§ **WORK ITEM**
Repeat the records exactly, with one exception: no images.

☆ ☆ ☆ ☆

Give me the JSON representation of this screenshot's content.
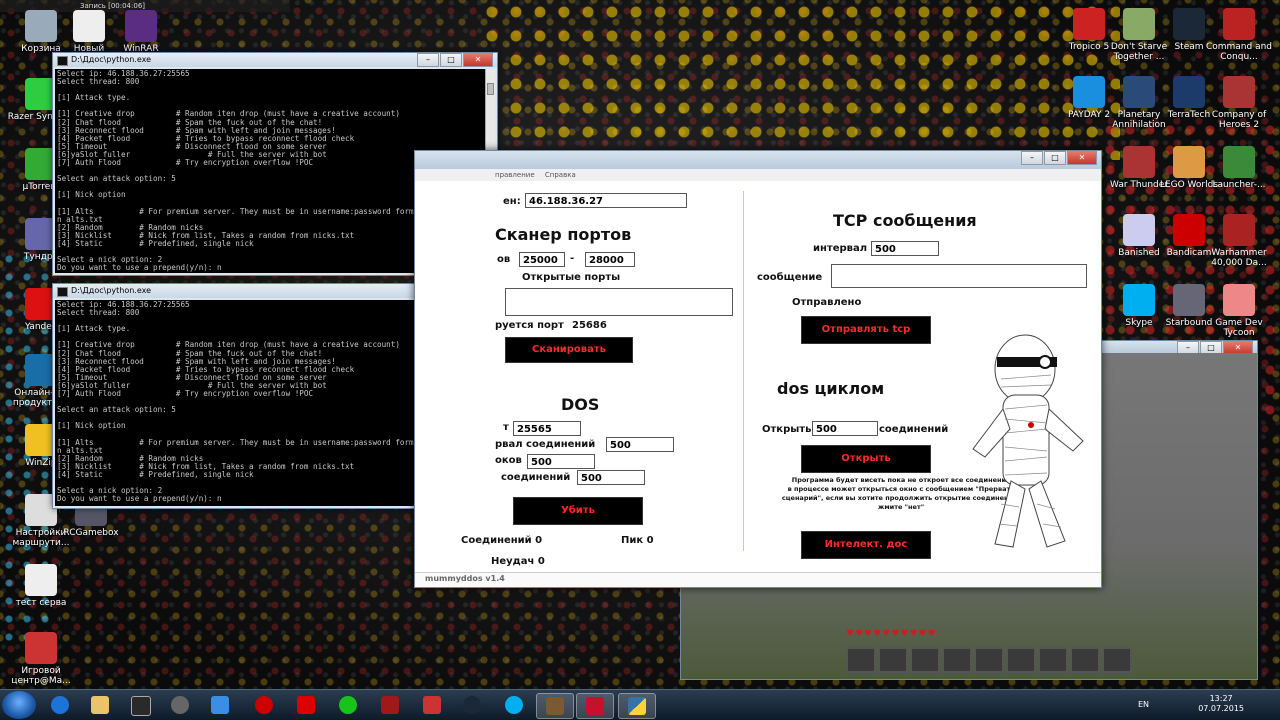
{
  "top_bar": {
    "recording_label": "Запись [00:04:06]"
  },
  "desktop_left_icons": [
    {
      "label": "Корзина"
    },
    {
      "label": "Новый"
    },
    {
      "label": "WinRAR"
    },
    {
      "label": "Razer Synapse"
    },
    {
      "label": "µTorrent"
    },
    {
      "label": "Тундра"
    },
    {
      "label": "Yandex"
    },
    {
      "label": "Онлайн-р... продукта ..."
    },
    {
      "label": "WinZip"
    },
    {
      "label": "Настройки маршрути..."
    },
    {
      "label": "RCGamebox"
    },
    {
      "label": "тест серва"
    },
    {
      "label": "Игровой центр@Ma..."
    }
  ],
  "desktop_right_icons": [
    {
      "label": "Tropico 5"
    },
    {
      "label": "Don't Starve Together ..."
    },
    {
      "label": "Steam"
    },
    {
      "label": "Command and Conqu..."
    },
    {
      "label": "PAYDAY 2"
    },
    {
      "label": "Planetary Annihilation"
    },
    {
      "label": "TerraTech"
    },
    {
      "label": "Company of Heroes 2"
    },
    {
      "label": "War Thunder"
    },
    {
      "label": "LEGO Worlds"
    },
    {
      "label": "Launcher-..."
    },
    {
      "label": "Banished"
    },
    {
      "label": "Bandicam"
    },
    {
      "label": "Warhammer 40,000 Da..."
    },
    {
      "label": "Skype"
    },
    {
      "label": "Starbound"
    },
    {
      "label": "Game Dev Tycoon"
    }
  ],
  "console1": {
    "title": "D:\\Ддос\\python.exe",
    "text": "Select ip: 46.188.36.27:25565\nSelect thread: 800\n\n[i] Attack type.\n\n[1] Creative drop         # Random iten drop (must have a creative account)\n[2] Chat flood            # Spam the fuck out of the chat!\n[3] Reconnect flood       # Spam with left and join messages!\n[4] Packet flood          # Tries to bypass reconnect flood check\n[5] Timeout               # Disconnect flood on some server\n[6]уaSlot fuller                 # Full the server with bot\n[7] Auth Flood            # Try encryption overflow !POC\n\nSelect an attack option: 5\n\n[i] Nick option\n\n[1] Alts          # For premium server. They must be in username:password format i\nn alts.txt\n[2] Random        # Random nicks\n[3] Nicklist      # Nick from list, Takes a random from nicks.txt\n[4] Static        # Predefined, single nick\n\nSelect a nick option: 2\nDo you want to use a prepend(y/n): n"
  },
  "console2": {
    "title": "D:\\Ддос\\python.exe",
    "text": "Select ip: 46.188.36.27:25565\nSelect thread: 800\n\n[i] Attack type.\n\n[1] Creative drop         # Random iten drop (must have a creative account)\n[2] Chat flood            # Spam the fuck out of the chat!\n[3] Reconnect flood       # Spam with left and join messages!\n[4] Packet flood          # Tries to bypass reconnect flood check\n[5] Timeout               # Disconnect flood on some server\n[6]уaSlot fuller                 # Full the server with bot\n[7] Auth Flood            # Try encryption overflow !POC\n\nSelect an attack option: 5\n\n[i] Nick option\n\n[1] Alts          # For premium server. They must be in username:password format i\nn alts.txt\n[2] Random        # Random nicks\n[3] Nicklist      # Nick from list, Takes a random from nicks.txt\n[4] Static        # Predefined, single nick\n\nSelect a nick option: 2\nDo you want to use a prepend(y/n): n"
  },
  "app": {
    "menu": [
      "правление",
      "Справка"
    ],
    "ip_label": "ен:",
    "ip_value": "46.188.36.27",
    "scanner_title": "Сканер портов",
    "range_label": "ов",
    "range_from": "25000",
    "range_dash": "-",
    "range_to": "28000",
    "open_ports_label": "Открытые порты",
    "open_ports_value": "",
    "current_port_label": "руется порт",
    "current_port_value": "25686",
    "scan_button": "Сканировать",
    "dos_title": "DOS",
    "port_label": "т",
    "port_value": "25565",
    "interval_label": "рвал соединений",
    "interval_value": "500",
    "threads_label": "оков",
    "threads_value": "500",
    "conn_label": "соединений",
    "conn_value": "500",
    "kill_button": "Убить",
    "connections_label": "Соединений 0",
    "peak_label": "Пик 0",
    "fails_label": "Неудач 0",
    "tcp_title": "TCP сообщения",
    "tcp_interval_label": "интервал",
    "tcp_interval_value": "500",
    "tcp_message_label": "сообщение",
    "tcp_message_value": "",
    "tcp_sent_label": "Отправлено",
    "tcp_send_button": "Отправлять tcp",
    "dos_loop_title": "dos циклом",
    "open_label": "Открыть",
    "open_value": "500",
    "open_suffix": "соединений",
    "open_button": "Открыть",
    "note": "Программа будет висеть пока не откроет все соединения\nв процессе может открыться окно с сообщением \"Прервать\nсценарий\", если вы хотите продолжить открытие соединений,\nжмите \"нет\"",
    "intel_button": "Интелект. дос",
    "version": "mummyddos v1.4"
  },
  "taskbar": {
    "lang": "EN",
    "time": "13:27",
    "date": "07.07.2015"
  },
  "colors": {
    "button_bg": "#000000",
    "button_text": "#ff2a2a",
    "separator": "#f3c46b"
  }
}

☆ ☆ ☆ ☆

§ **ANSWER TO THE PROBLEM**
Give me the JSON representation of this screenshot's content.
{
  "top_bar": {
    "recording_label": "Запись [00:04:06]"
  },
  "desktop_left_icons": [
    {
      "label": "Корзина"
    },
    {
      "label": "Новый"
    },
    {
      "label": "WinRAR"
    },
    {
      "label": "Razer Synapse"
    },
    {
      "label": "µTorrent"
    },
    {
      "label": "Тундра"
    },
    {
      "label": "Yandex"
    },
    {
      "label": "Онлайн-р... продукта ..."
    },
    {
      "label": "WinZip"
    },
    {
      "label": "Настройки маршрути..."
    },
    {
      "label": "RCGamebox"
    },
    {
      "label": "тест серва"
    },
    {
      "label": "Игровой центр@Ma..."
    }
  ],
  "desktop_right_icons": [
    {
      "label": "Tropico 5"
    },
    {
      "label": "Don't Starve Together ..."
    },
    {
      "label": "Steam"
    },
    {
      "label": "Command and Conqu..."
    },
    {
      "label": "PAYDAY 2"
    },
    {
      "label": "Planetary Annihilation"
    },
    {
      "label": "TerraTech"
    },
    {
      "label": "Company of Heroes 2"
    },
    {
      "label": "War Thunder"
    },
    {
      "label": "LEGO Worlds"
    },
    {
      "label": "Launcher-..."
    },
    {
      "label": "Banished"
    },
    {
      "label": "Bandicam"
    },
    {
      "label": "Warhammer 40,000 Da..."
    },
    {
      "label": "Skype"
    },
    {
      "label": "Starbound"
    },
    {
      "label": "Game Dev Tycoon"
    }
  ],
  "console1": {
    "title": "D:\\Ддос\\python.exe",
    "text": "Select ip: 46.188.36.27:25565\nSelect thread: 800\n\n[i] Attack type.\n\n[1] Creative drop         # Random iten drop (must have a creative account)\n[2] Chat flood            # Spam the fuck out of the chat!\n[3] Reconnect flood       # Spam with left and join messages!\n[4] Packet flood          # Tries to bypass reconnect flood check\n[5] Timeout               # Disconnect flood on some server\n[6]уaSlot fuller                 # Full the server with bot\n[7] Auth Flood            # Try encryption overflow !POC\n\nSelect an attack option: 5\n\n[i] Nick option\n\n[1] Alts          # For premium server. They must be in username:password format i\nn alts.txt\n[2] Random        # Random nicks\n[3] Nicklist      # Nick from list, Takes a random from nicks.txt\n[4] Static        # Predefined, single nick\n\nSelect a nick option: 2\nDo you want to use a prepend(y/n): n"
  },
  "console2": {
    "title": "D:\\Ддос\\python.exe",
    "text": "Select ip: 46.188.36.27:25565\nSelect thread: 800\n\n[i] Attack type.\n\n[1] Creative drop         # Random iten drop (must have a creative account)\n[2] Chat flood            # Spam the fuck out of the chat!\n[3] Reconnect flood       # Spam with left and join messages!\n[4] Packet flood          # Tries to bypass reconnect flood check\n[5] Timeout               # Disconnect flood on some server\n[6]уaSlot fuller                 # Full the server with bot\n[7] Auth Flood            # Try encryption overflow !POC\n\nSelect an attack option: 5\n\n[i] Nick option\n\n[1] Alts          # For premium server. They must be in username:password format i\nn alts.txt\n[2] Random        # Random nicks\n[3] Nicklist      # Nick from list, Takes a random from nicks.txt\n[4] Static        # Predefined, single nick\n\nSelect a nick option: 2\nDo you want to use a prepend(y/n): n"
  },
  "app": {
    "menu": [
      "правление",
      "Справка"
    ],
    "ip_label": "ен:",
    "ip_value": "46.188.36.27",
    "scanner_title": "Сканер портов",
    "range_label": "ов",
    "range_from": "25000",
    "range_dash": "-",
    "range_to": "28000",
    "open_ports_label": "Открытые порты",
    "open_ports_value": "",
    "current_port_label": "руется порт",
    "current_port_value": "25686",
    "scan_button": "Сканировать",
    "dos_title": "DOS",
    "port_label": "т",
    "port_value": "25565",
    "interval_label": "рвал соединений",
    "interval_value": "500",
    "threads_label": "оков",
    "threads_value": "500",
    "conn_label": "соединений",
    "conn_value": "500",
    "kill_button": "Убить",
    "connections_label": "Соединений 0",
    "peak_label": "Пик 0",
    "fails_label": "Неудач 0",
    "tcp_title": "TCP сообщения",
    "tcp_interval_label": "интервал",
    "tcp_interval_value": "500",
    "tcp_message_label": "сообщение",
    "tcp_message_value": "",
    "tcp_sent_label": "Отправлено",
    "tcp_send_button": "Отправлять tcp",
    "dos_loop_title": "dos циклом",
    "open_label": "Открыть",
    "open_value": "500",
    "open_suffix": "соединений",
    "open_button": "Открыть",
    "note": "Программа будет висеть пока не откроет все соединения\nв процессе может открыться окно с сообщением \"Прервать\nсценарий\", если вы хотите продолжить открытие соединений,\nжмите \"нет\"",
    "intel_button": "Интелект. дос",
    "version": "mummyddos v1.4"
  },
  "taskbar": {
    "lang": "EN",
    "time": "13:27",
    "date": "07.07.2015"
  },
  "colors": {
    "button_bg": "#000000",
    "button_text": "#ff2a2a",
    "separator": "#f3c46b"
  }
}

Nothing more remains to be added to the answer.